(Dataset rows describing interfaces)
= Beginning of Section =

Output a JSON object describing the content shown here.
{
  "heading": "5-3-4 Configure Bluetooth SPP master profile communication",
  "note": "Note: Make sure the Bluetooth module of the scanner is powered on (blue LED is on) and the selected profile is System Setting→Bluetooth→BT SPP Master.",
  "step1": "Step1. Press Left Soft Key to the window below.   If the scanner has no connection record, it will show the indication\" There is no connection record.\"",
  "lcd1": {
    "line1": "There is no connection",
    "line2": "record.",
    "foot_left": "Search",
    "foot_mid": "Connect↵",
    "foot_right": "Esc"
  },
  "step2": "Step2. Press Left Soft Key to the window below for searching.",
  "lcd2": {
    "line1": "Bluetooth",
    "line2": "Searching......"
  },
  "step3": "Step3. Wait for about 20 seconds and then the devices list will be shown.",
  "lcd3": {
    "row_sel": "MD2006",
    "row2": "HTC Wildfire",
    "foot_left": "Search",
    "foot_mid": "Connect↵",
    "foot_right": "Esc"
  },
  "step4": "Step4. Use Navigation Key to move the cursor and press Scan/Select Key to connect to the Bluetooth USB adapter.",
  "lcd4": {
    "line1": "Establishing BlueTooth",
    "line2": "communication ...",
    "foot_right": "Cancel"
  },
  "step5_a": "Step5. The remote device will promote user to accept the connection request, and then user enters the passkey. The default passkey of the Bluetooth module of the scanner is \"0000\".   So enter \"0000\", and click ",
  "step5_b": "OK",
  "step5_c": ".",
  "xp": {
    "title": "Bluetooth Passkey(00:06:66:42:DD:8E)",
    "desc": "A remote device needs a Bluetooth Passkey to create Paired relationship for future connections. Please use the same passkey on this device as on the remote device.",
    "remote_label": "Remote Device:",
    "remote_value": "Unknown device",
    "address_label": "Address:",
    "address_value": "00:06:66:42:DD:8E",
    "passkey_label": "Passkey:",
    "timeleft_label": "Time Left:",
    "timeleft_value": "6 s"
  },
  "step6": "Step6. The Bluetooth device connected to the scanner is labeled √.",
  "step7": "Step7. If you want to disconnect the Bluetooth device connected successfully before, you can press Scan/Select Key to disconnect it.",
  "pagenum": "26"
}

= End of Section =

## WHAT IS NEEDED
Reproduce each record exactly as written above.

## TASK ANSWER
Output a JSON object describing the content shown here.
{
  "heading": "5-3-4 Configure Bluetooth SPP master profile communication",
  "note": "Note: Make sure the Bluetooth module of the scanner is powered on (blue LED is on) and the selected profile is System Setting→Bluetooth→BT SPP Master.",
  "step1": "Step1. Press Left Soft Key to the window below.   If the scanner has no connection record, it will show the indication\" There is no connection record.\"",
  "lcd1": {
    "line1": "There is no connection",
    "line2": "record.",
    "foot_left": "Search",
    "foot_mid": "Connect↵",
    "foot_right": "Esc"
  },
  "step2": "Step2. Press Left Soft Key to the window below for searching.",
  "lcd2": {
    "line1": "Bluetooth",
    "line2": "Searching......"
  },
  "step3": "Step3. Wait for about 20 seconds and then the devices list will be shown.",
  "lcd3": {
    "row_sel": "MD2006",
    "row2": "HTC Wildfire",
    "foot_left": "Search",
    "foot_mid": "Connect↵",
    "foot_right": "Esc"
  },
  "step4": "Step4. Use Navigation Key to move the cursor and press Scan/Select Key to connect to the Bluetooth USB adapter.",
  "lcd4": {
    "line1": "Establishing BlueTooth",
    "line2": "communication ...",
    "foot_right": "Cancel"
  },
  "step5_a": "Step5. The remote device will promote user to accept the connection request, and then user enters the passkey. The default passkey of the Bluetooth module of the scanner is \"0000\".   So enter \"0000\", and click ",
  "step5_b": "OK",
  "step5_c": ".",
  "xp": {
    "title": "Bluetooth Passkey(00:06:66:42:DD:8E)",
    "desc": "A remote device needs a Bluetooth Passkey to create Paired relationship for future connections. Please use the same passkey on this device as on the remote device.",
    "remote_label": "Remote Device:",
    "remote_value": "Unknown device",
    "address_label": "Address:",
    "address_value": "00:06:66:42:DD:8E",
    "passkey_label": "Passkey:",
    "timeleft_label": "Time Left:",
    "timeleft_value": "6 s"
  },
  "step6": "Step6. The Bluetooth device connected to the scanner is labeled √.",
  "step7": "Step7. If you want to disconnect the Bluetooth device connected successfully before, you can press Scan/Select Key to disconnect it.",
  "pagenum": "26"
}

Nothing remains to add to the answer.